In some designs, multiple operating systems are required to run on the APU MPCore. Running multiple guest operating systems on a CPU cluster requires hardware support to virtualize the processor system into multiple virtual machines (VMs) to allow each guest operating system to run on its VM.

Operating systems are generally designed to run on native hardware. The system expects to be executing in the most privileged mode and assumes total control over the whole system. In a virtualized environment, it is the VM that runs in privileged mode, while the operating system is executing at a lower privilege level.

When booting, a typical operating system configures the processor, memories, I/O devices, and peripherals. When executing, it expects exclusive access to such devices, including changing the peripherals' configuration dynamically, directly managing the interrupt controller, replacing MMU page table entries (PTE), and initiating DMA transfers.

When running de-privileged inside a virtual machine, the guest operating system cannot execute the privileged instructions necessary to configure and drive the hardware directly. The VM must manage these functions. In addition, the VM could be hosting multiple guest operating systems. Consequently, direct modification of shared devices and memory requires cautious arbitration schemes.

The level of abstraction required to address this, and the inherent software complexity and performance overhead, are specific to the characteristics of the architecture, the hardware, and the guest operating systems. The main approaches can be broadly categorized in two groups:

  • Full virtualization
  • Paravirtualization

In full virtualization, the guest operating system is not aware that it is virtualized, and it does not require any modification.

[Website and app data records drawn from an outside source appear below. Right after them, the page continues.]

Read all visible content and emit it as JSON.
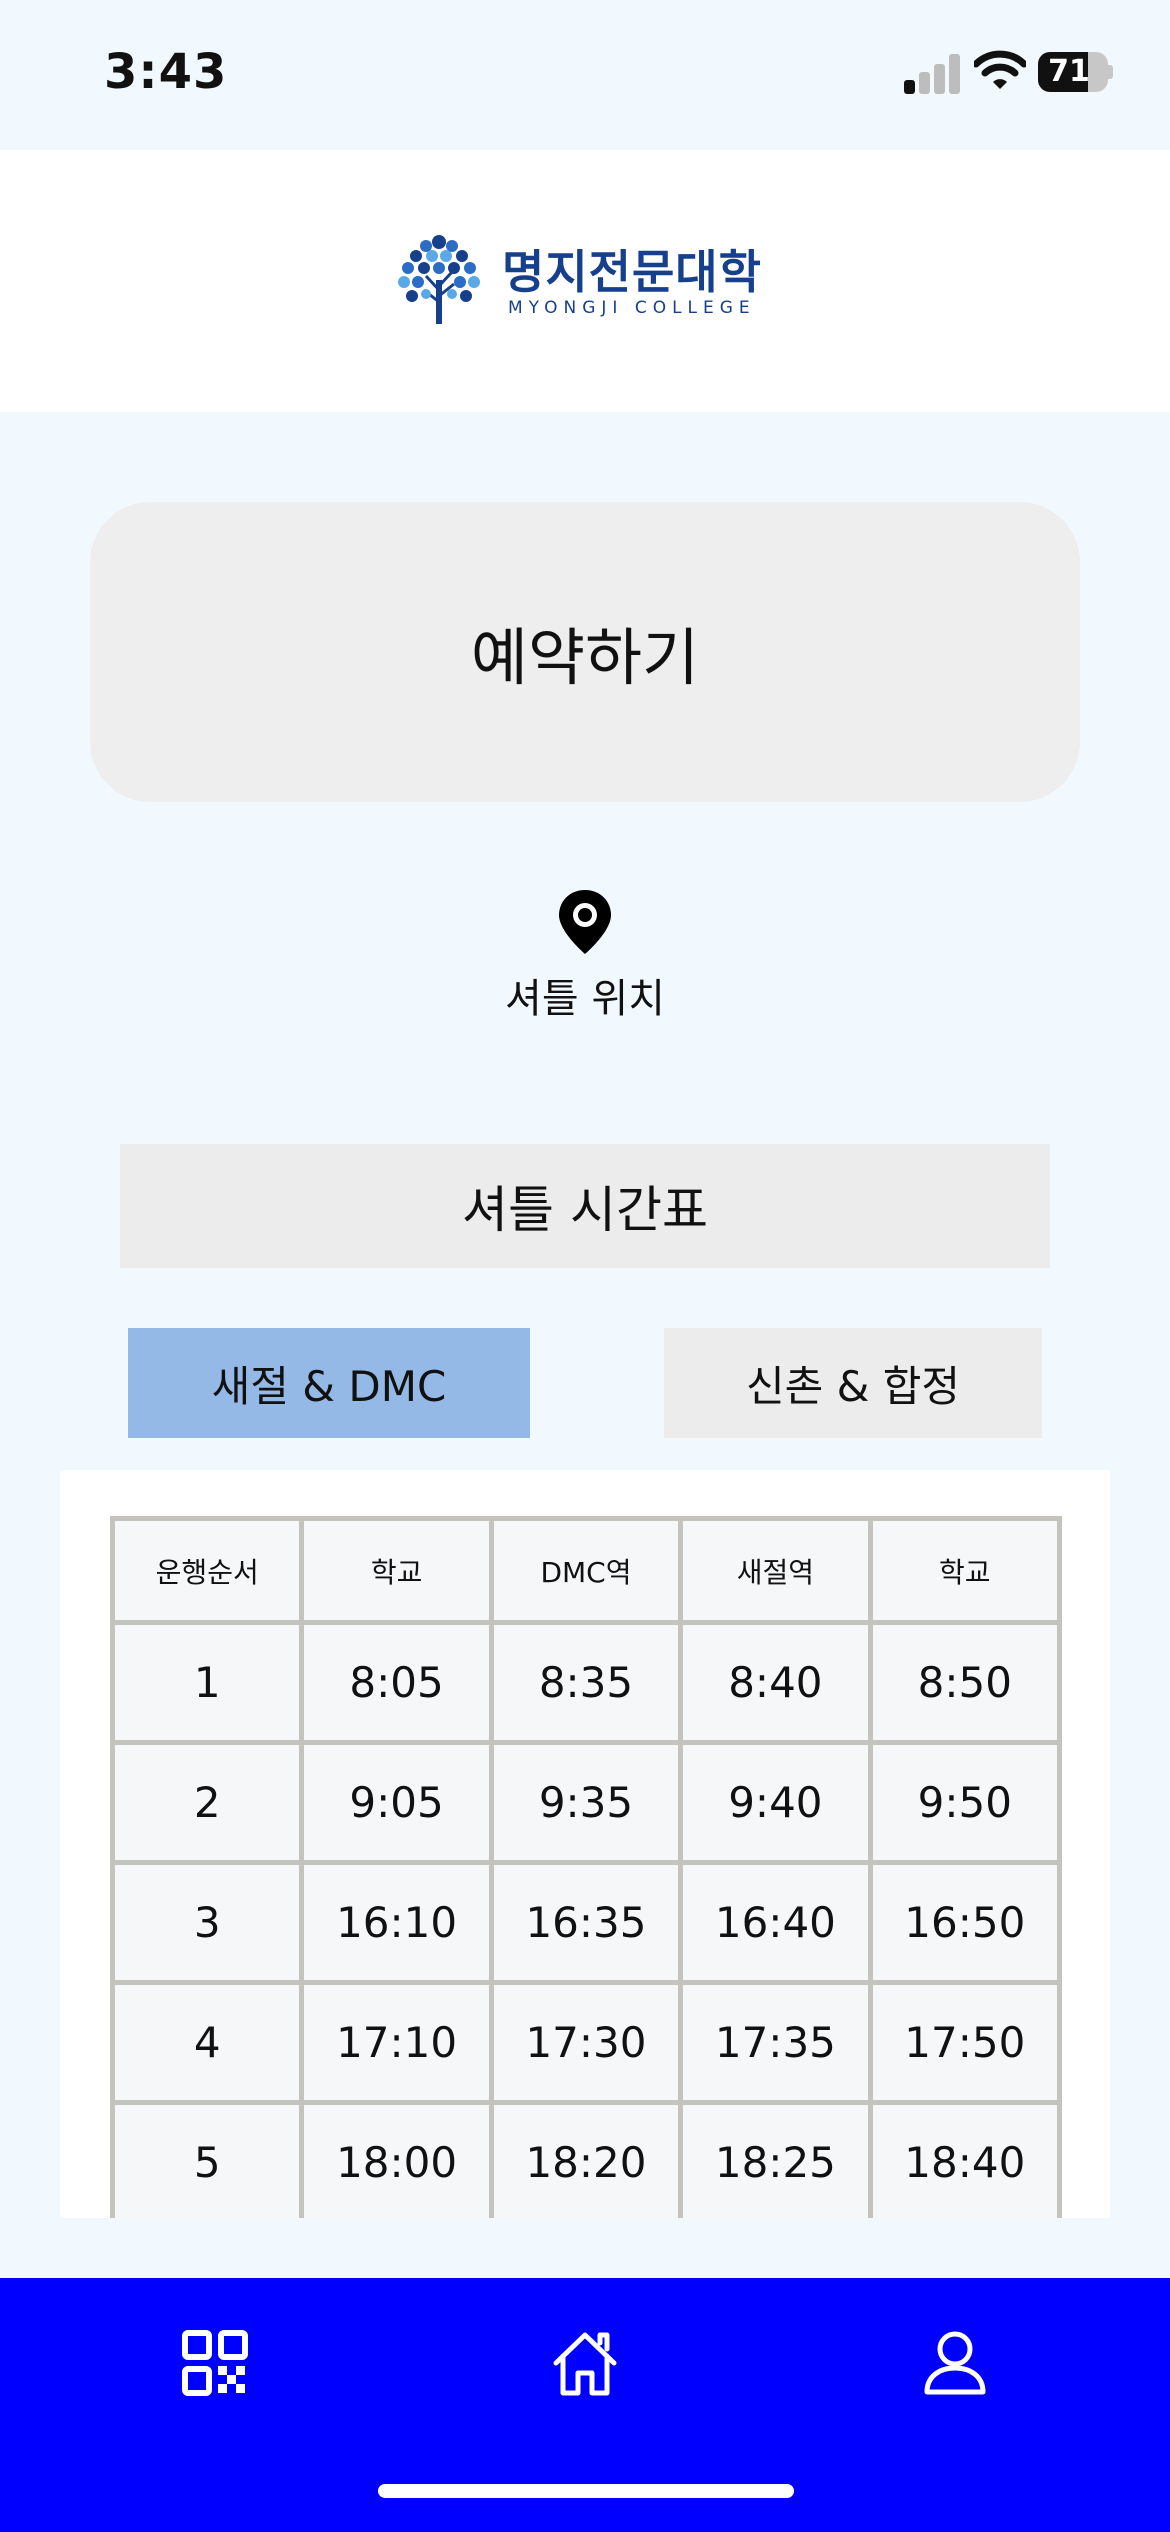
{
  "status_bar": {
    "time": "3:43",
    "battery_percent": "71",
    "signal_bars_active": 1
  },
  "header": {
    "logo_name_korean": "명지전문대학",
    "logo_name_english": "MYONGJI COLLEGE",
    "logo_icon": "tree-emblem-icon"
  },
  "reserve": {
    "label": "예약하기"
  },
  "location": {
    "icon": "map-pin-icon",
    "label": "셔틀 위치"
  },
  "timetable": {
    "title": "셔틀 시간표",
    "tabs": [
      {
        "label": "새절 & DMC",
        "selected": true
      },
      {
        "label": "신촌 & 합정",
        "selected": false
      }
    ],
    "columns": [
      "운행순서",
      "학교",
      "DMC역",
      "새절역",
      "학교"
    ],
    "rows": [
      [
        "1",
        "8:05",
        "8:35",
        "8:40",
        "8:50"
      ],
      [
        "2",
        "9:05",
        "9:35",
        "9:40",
        "9:50"
      ],
      [
        "3",
        "16:10",
        "16:35",
        "16:40",
        "16:50"
      ],
      [
        "4",
        "17:10",
        "17:30",
        "17:35",
        "17:50"
      ],
      [
        "5",
        "18:00",
        "18:20",
        "18:25",
        "18:40"
      ]
    ]
  },
  "bottom_nav": {
    "items": [
      {
        "icon": "qr-code-icon"
      },
      {
        "icon": "home-icon"
      },
      {
        "icon": "profile-icon"
      }
    ]
  },
  "colors": {
    "page_background": "#f2f9fe",
    "brand_navy": "#163f8c",
    "selected_tab": "#94b9e7",
    "bottom_nav": "#0000ff",
    "table_border": "#c4c3bd"
  }
}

The VM traps and handles all privileged and sensitive instruction sequences, while user-level instructions run unmodified at native speed.

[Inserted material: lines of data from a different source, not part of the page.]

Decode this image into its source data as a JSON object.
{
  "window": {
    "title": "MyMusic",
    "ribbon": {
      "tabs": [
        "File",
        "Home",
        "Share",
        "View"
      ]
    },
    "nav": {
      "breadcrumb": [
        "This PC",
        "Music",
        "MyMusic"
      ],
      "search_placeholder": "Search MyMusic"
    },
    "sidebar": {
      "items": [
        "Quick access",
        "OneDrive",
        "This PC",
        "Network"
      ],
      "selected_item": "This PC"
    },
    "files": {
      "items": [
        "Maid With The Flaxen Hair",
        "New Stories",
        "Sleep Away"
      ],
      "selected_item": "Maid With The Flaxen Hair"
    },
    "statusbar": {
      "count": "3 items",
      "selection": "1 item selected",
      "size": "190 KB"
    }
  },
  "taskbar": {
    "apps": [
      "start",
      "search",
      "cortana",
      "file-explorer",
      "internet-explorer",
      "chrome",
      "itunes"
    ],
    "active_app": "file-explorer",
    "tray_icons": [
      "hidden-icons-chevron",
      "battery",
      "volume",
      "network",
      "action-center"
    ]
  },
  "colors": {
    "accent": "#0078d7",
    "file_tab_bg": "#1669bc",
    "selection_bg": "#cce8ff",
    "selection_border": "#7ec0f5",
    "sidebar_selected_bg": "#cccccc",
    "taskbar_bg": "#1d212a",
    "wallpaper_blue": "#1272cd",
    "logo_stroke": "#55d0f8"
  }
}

In paravirtualization, the guest operating system is modified to have direct access to the VM through hyper-calls or hypervisor calls. A special API is exposed by the VM to allow guest operating systems to execute privileged and sensitive instruction sequences.

The Arm® Cortex®-A72 exception level-2 (EL2) provides processor virtualization. The Arm v8 supports virtualization extension to achieve full virtualization with near native guest operating system performance.